How Bitcoin Miners Maintain the BTC Blockchain

The BTC blockchain is a complex ecosystem that functions through the participation of miners. They are the most notable technical piece of the Bitcoin puzzle, earning new crypto and participating in blockchain transactions. The question is, how do Bitcoin miners maintain such a complex network?

The Importance of Bitcoin Mining

BTC mining is how new bitcoin is created, and how blockchain transactions are verified. This is done through the use of high-powered and specialized computers. These computers compete to solve complex mathematical problems. When these problems are solved, and the solution is verified, the owner of the computer is rewarded with BTC.  Now, the mining process is not only a way for miners to earn BTC, but it’s how transactions are verified between parties and recorded on the blockchain.

Without the miner, there would be no way for the information to get added to the blockchain, and no way to verify its authenticity. Miners have the incentive to participate in blockchain maintenance because once they solve a problem like transactional verification on the ledger, they get rewards in Bitcoin. Without Bitcoin miners, there would be no blockchain.

A Mutually Beneficial Agreement

Individuals and companies use bitcoin to transact in, or as an investment. The more people buy, or sell on the blockchain, the more the miners need to compete to verify these transactions. Since many of these transactions now occur globally, and it’s become more difficult to mine BTC, more miners are necessary for the blockchain to function.

A Continued Incentive to Mine

The creator of Bitcoin designed the blockchain to have a finite number of minable Bitcoin. Every four years since its creation, the BTC rewards for miners are cut in half. A term referred to as halving. Halving ensures that Bitcoin can survive for decades (to 2140) as a mineable resource while increasing its value through scarcity. This also ensures the BTC blockchain itself can last another 120 or so years.

When looking at bitcoin’s value, you’ll also notice how the halving sometimes coincides with large spikes in Bitcoin’s price. Since 2020, bitcoin rewards for solving a block have been halved to 6.25 BTC from 2016’s 12.5 BTC reward. In 2024, another halving will occur, giving miners the opportunity to earn 3.125 BTC per block.

While miners are getting smaller rewards, Bitcoin’s increased value often justifies running a potentially expensive operation. And since the rewards get halved every four years, BTC become “scarcer” making it potentially even more valuable.


Bitcoin cryptographic puzzle verifications happen through computers set up in different parts of the world. There is no monopoly in terms of BTC transactions as millions of computers, owned by an untold number of individuals and companies compete for the rewards. The BTC ecosystem is decentralized, meaning no one organization controls the BTC blockchain. While the mining industry has shifted to several powerhouses, like the United States, every BTC miner operating globally is a piece of the puzzle. There is no central authority that dictates the flow of bitcoin nor its value.

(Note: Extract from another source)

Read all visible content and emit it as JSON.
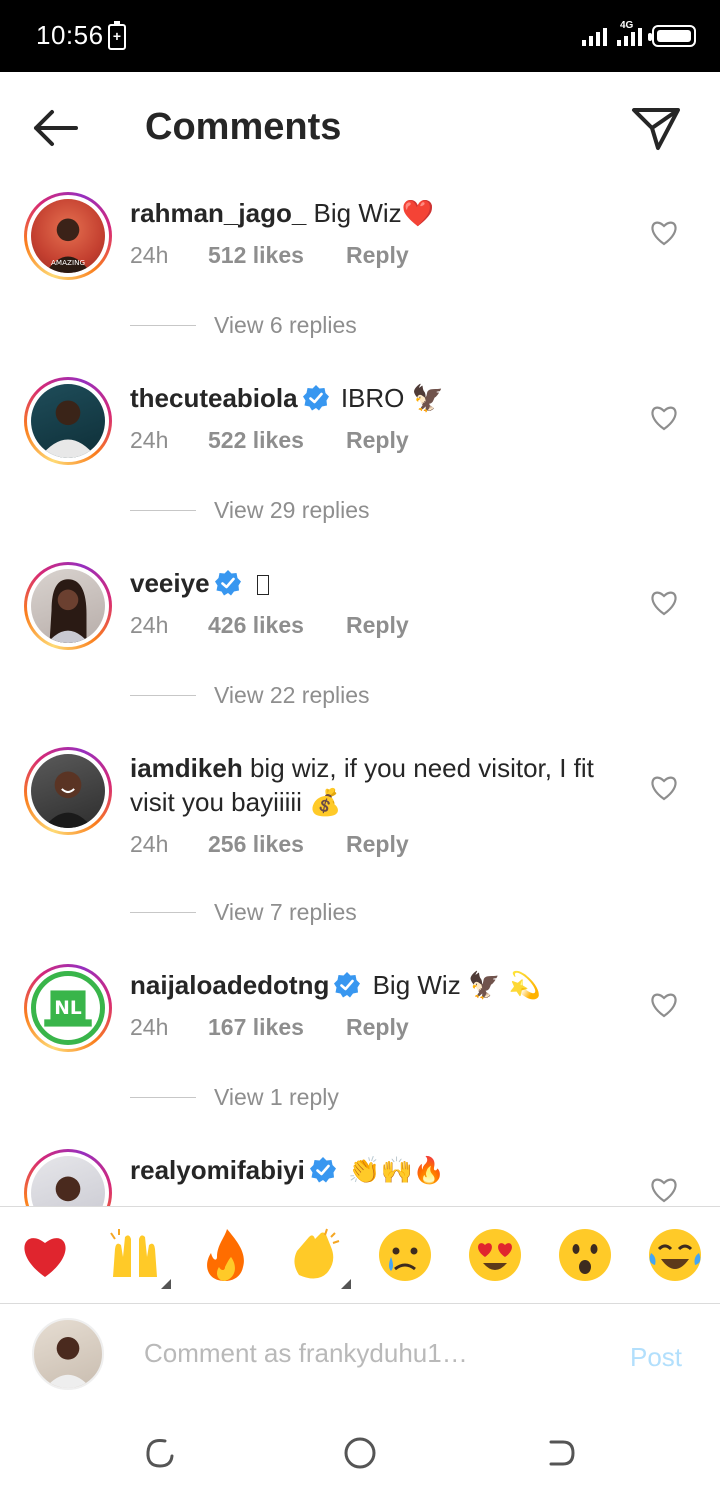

The blockchain technology itself, and the miners who operate it, is designed to prevent transactional fraud. Once a transaction is verified and logged on to the ledger, it’s nearly impossible to alter the information recorded. To alter it (defraud the system) would require unraveling a chain of other blocks. It would require far too much computing power and energy to make it worthwhile. It’s simply too expensive to even try.

What You Need to Mine the BTC Blockchain

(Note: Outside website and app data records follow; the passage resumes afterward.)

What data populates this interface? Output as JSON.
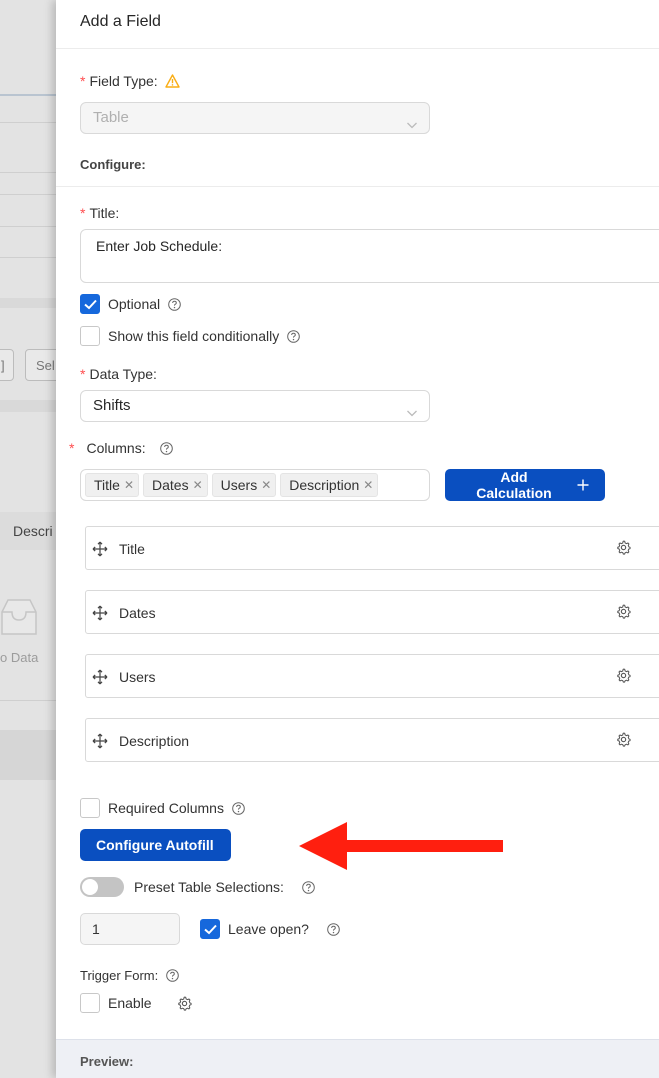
{
  "background": {
    "button_partial_1": "]",
    "button_partial_2": "Sel",
    "column_header": "Descri",
    "empty_text": "o Data"
  },
  "drawer": {
    "title": "Add a Field",
    "field_type": {
      "label": "Field Type:",
      "value": "Table",
      "warning_icon": "warning-icon"
    },
    "configure_label": "Configure:",
    "title_field": {
      "label": "Title:",
      "value": "Enter Job Schedule:"
    },
    "optional": {
      "label": "Optional",
      "checked": true
    },
    "conditional": {
      "label": "Show this field conditionally",
      "checked": false
    },
    "data_type": {
      "label": "Data Type:",
      "value": "Shifts"
    },
    "columns": {
      "label": "Columns:",
      "tags": [
        "Title",
        "Dates",
        "Users",
        "Description"
      ],
      "add_calculation": "Add Calculation",
      "rows": [
        "Title",
        "Dates",
        "Users",
        "Description"
      ]
    },
    "required_columns": {
      "label": "Required Columns",
      "checked": false
    },
    "configure_autofill": "Configure Autofill",
    "preset_table": {
      "label": "Preset Table Selections:",
      "on": false
    },
    "preset_count": "1",
    "leave_open": {
      "label": "Leave open?",
      "checked": true
    },
    "trigger_form": {
      "label": "Trigger Form:",
      "enable_label": "Enable",
      "checked": false
    },
    "preview_label": "Preview:"
  },
  "colors": {
    "primary": "#0a4fc0",
    "checkbox": "#1668dc",
    "required": "#ff4d4f",
    "warning": "#faad14",
    "arrow": "#ff1f0f"
  }
}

A Bitcoin miner will need various hardware and software to ensure that they can participate in mining. For Bitcoin, most miners use an ASIC, a computer specializing in Bitcoin mining. To truly compete for the rewards, miners set up thousands of ASICs with specialized software for mining.

Once set up, the operations generally run without much help. For the most part, miners only must maintain the power and infrastructure, and carefully control the machine’s operating temperatures. The only time they’ll need to intervene is if their ASICs need maintenance, or there is an infrastructure issue.

Mining is Central to Blockchain Operations

Even outside of Bitcoin, other blockchains have miners that contribute and participate in each particular network. The main difference (on the mining side) is that there are more miners in bitcoin than any other cryptocurrency. Ethereum is currently the second most popular blockchain platform, yet pales in comparison to the size of Bitcoin.  As long as miners are operating, the BTC blockchain will continue to thrive and survive, and may stay that way until the last block is completed in 2140.

Outside of profitability, the main concern with cryptocurrency mining, in general, is energy usage and the environment. It’s why companies like BlockQuarry have made leading efforts to make the crypto space eco-friendly. BlockQuarry hosts mining activities with 100% renewable, 100% clean, net-carbon-zero, nuclear energy.

BlockQuarry helps maintain the Bitcoin blockchain with among the smallest footprints in the space. In fact, the company not only operates at net-carbon-zero but has partnered to plant over 1,000 trees to help reduce carbon in the atmosphere.